*** Records for processing Section Begins ***

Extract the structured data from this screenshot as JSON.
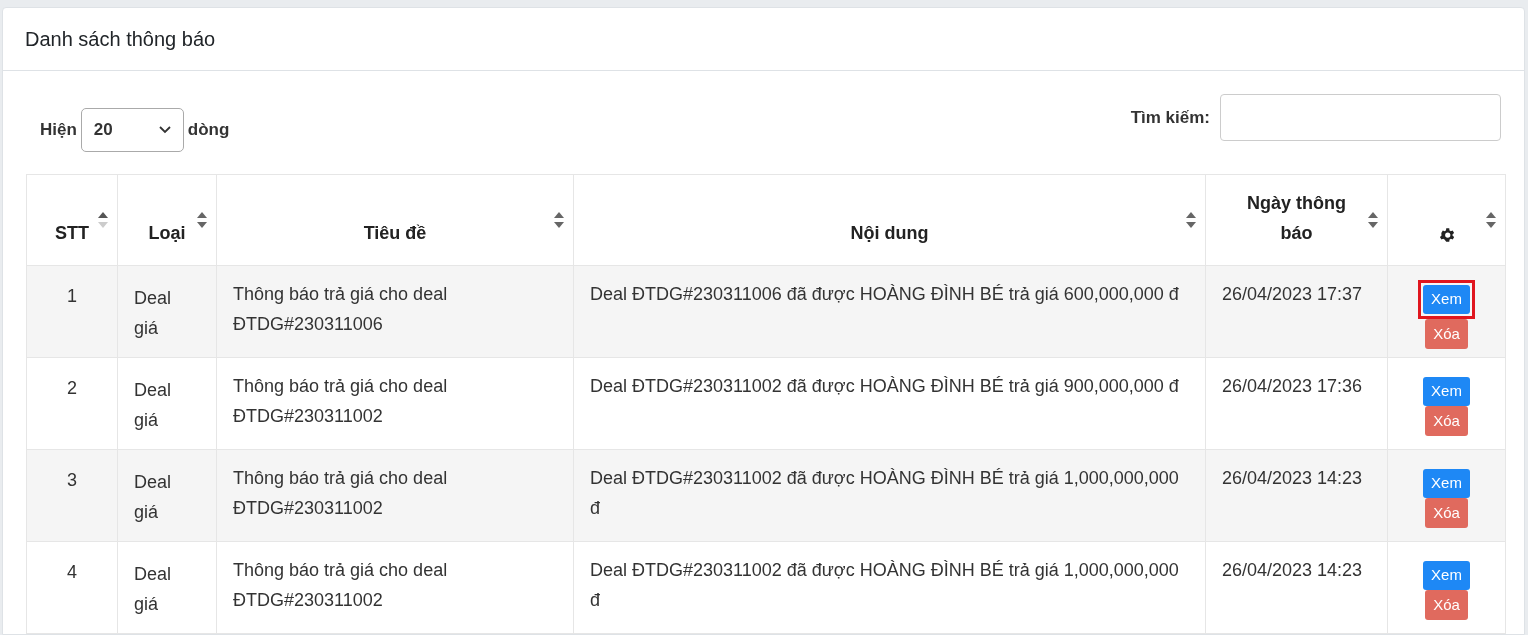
{
  "card": {
    "title": "Danh sách thông báo"
  },
  "length": {
    "label_before": "Hiện",
    "value": "20",
    "label_after": "dòng"
  },
  "search": {
    "label": "Tìm kiếm:"
  },
  "table": {
    "columns": [
      {
        "kind": "text",
        "label": "STT",
        "sorted_ascending": true
      },
      {
        "kind": "text",
        "label": "Loại",
        "sorted_ascending": false
      },
      {
        "kind": "text",
        "label": "Tiêu đề",
        "sorted_ascending": false
      },
      {
        "kind": "text",
        "label": "Nội dung",
        "sorted_ascending": false
      },
      {
        "kind": "text",
        "label": "Ngày thông báo",
        "sorted_ascending": false
      },
      {
        "kind": "icon",
        "sorted_ascending": false
      }
    ],
    "rows": [
      {
        "stt": "1",
        "type": "Deal giá",
        "title": "Thông báo trả giá cho deal ĐTDG#230311006",
        "content": "Deal ĐTDG#230311006 đã được HOÀNG ĐÌNH BÉ trả giá 600,000,000 đ",
        "date": "26/04/2023 17:37",
        "view": {
          "label": "Xem",
          "highlighted": true
        },
        "delete": "Xóa"
      },
      {
        "stt": "2",
        "type": "Deal giá",
        "title": "Thông báo trả giá cho deal ĐTDG#230311002",
        "content": "Deal ĐTDG#230311002 đã được HOÀNG ĐÌNH BÉ trả giá 900,000,000 đ",
        "date": "26/04/2023 17:36",
        "view": {
          "label": "Xem",
          "highlighted": false
        },
        "delete": "Xóa"
      },
      {
        "stt": "3",
        "type": "Deal giá",
        "title": "Thông báo trả giá cho deal ĐTDG#230311002",
        "content": "Deal ĐTDG#230311002 đã được HOÀNG ĐÌNH BÉ trả giá 1,000,000,000 đ",
        "date": "26/04/2023 14:23",
        "view": {
          "label": "Xem",
          "highlighted": false
        },
        "delete": "Xóa"
      },
      {
        "stt": "4",
        "type": "Deal giá",
        "title": "Thông báo trả giá cho deal ĐTDG#230311002",
        "content": "Deal ĐTDG#230311002 đã được HOÀNG ĐÌNH BÉ trả giá 1,000,000,000 đ",
        "date": "26/04/2023 14:23",
        "view": {
          "label": "Xem",
          "highlighted": false
        },
        "delete": "Xóa"
      }
    ]
  }
}
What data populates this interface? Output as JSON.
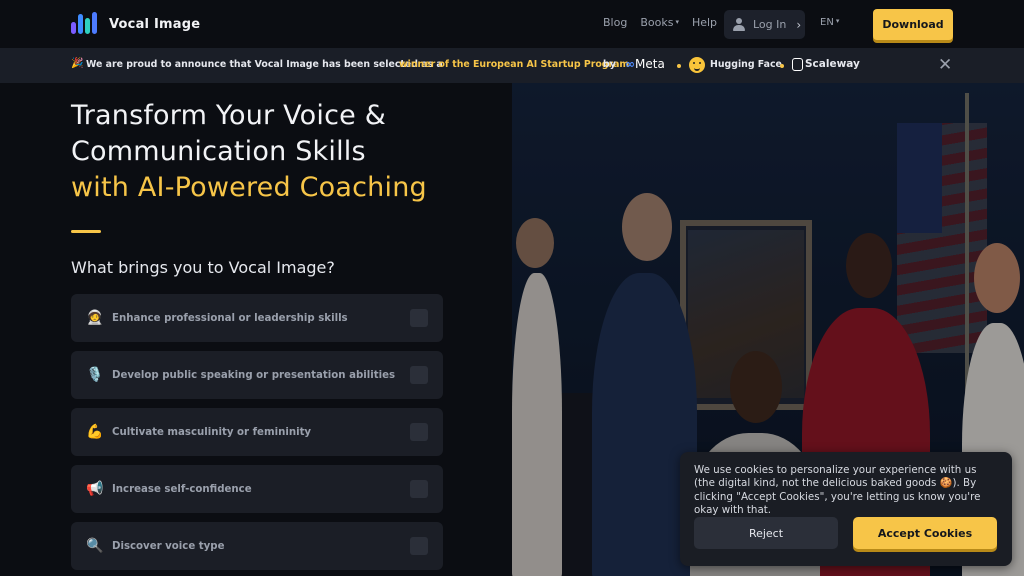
{
  "nav": {
    "logo_text": "Vocal Image",
    "links": [
      {
        "label": "Blog"
      },
      {
        "label": "Books",
        "caret": "▾"
      },
      {
        "label": "Help"
      }
    ],
    "login_label": "Log In",
    "lang_label": "EN",
    "download_label": "Download"
  },
  "banner": {
    "emoji": "🎉",
    "text": "We are proud to announce that Vocal Image has been selected as a",
    "highlight": "winner of the European AI Startup Program",
    "by": "by",
    "partners": [
      "Meta",
      "Hugging Face",
      "Scaleway"
    ],
    "close": "✕"
  },
  "hero": {
    "title_line1": "Transform Your Voice &",
    "title_line2": "Communication Skills",
    "title_line3": "with AI-Powered Coaching",
    "question": "What brings you to Vocal Image?",
    "options": [
      {
        "icon": "🧑‍🚀",
        "label": "Enhance professional or leadership skills"
      },
      {
        "icon": "🎙️",
        "label": "Develop public speaking or presentation abilities"
      },
      {
        "icon": "💪",
        "label": "Cultivate masculinity or femininity"
      },
      {
        "icon": "📢",
        "label": "Increase self-confidence"
      },
      {
        "icon": "🔍",
        "label": "Discover voice type"
      }
    ]
  },
  "cookie": {
    "text": "We use cookies to personalize your experience with us (the digital kind, not the delicious baked goods 🍪). By clicking \"Accept Cookies\", you're letting us know you're okay with that.",
    "reject_label": "Reject",
    "accept_label": "Accept Cookies"
  },
  "colors": {
    "accent": "#f7c548",
    "background": "#0b0d12",
    "card": "#1b1e26",
    "banner": "#1a1e27"
  }
}
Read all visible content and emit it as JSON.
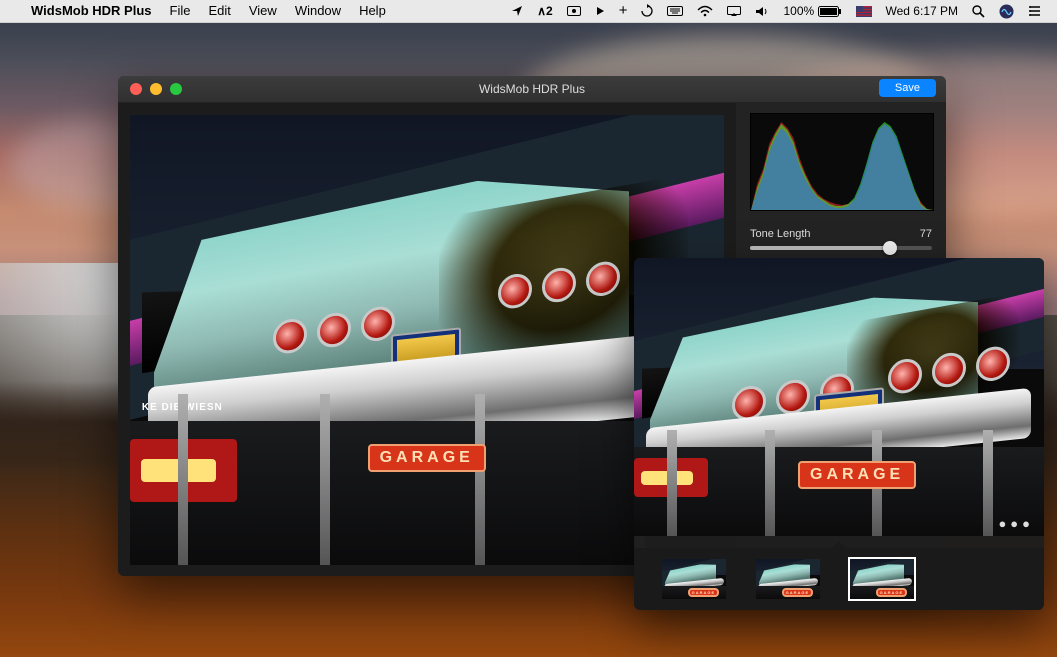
{
  "menubar": {
    "app": "WidsMob HDR Plus",
    "items": [
      "File",
      "Edit",
      "View",
      "Window",
      "Help"
    ],
    "right": {
      "adobe": "2",
      "battery": "100%",
      "clock": "Wed 6:17 PM"
    }
  },
  "app": {
    "title": "WidsMob HDR Plus",
    "save": "Save",
    "controls": [
      {
        "label": "Tone Length",
        "value": "77",
        "pct": 77
      }
    ],
    "photo": {
      "sign": "GARAGE",
      "banner": "KE DIE WIESN"
    }
  }
}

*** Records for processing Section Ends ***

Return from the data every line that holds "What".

__Expected answer__:
What data populates this interface? Output as JSON.
    "question": "What brings you to Vocal Image?",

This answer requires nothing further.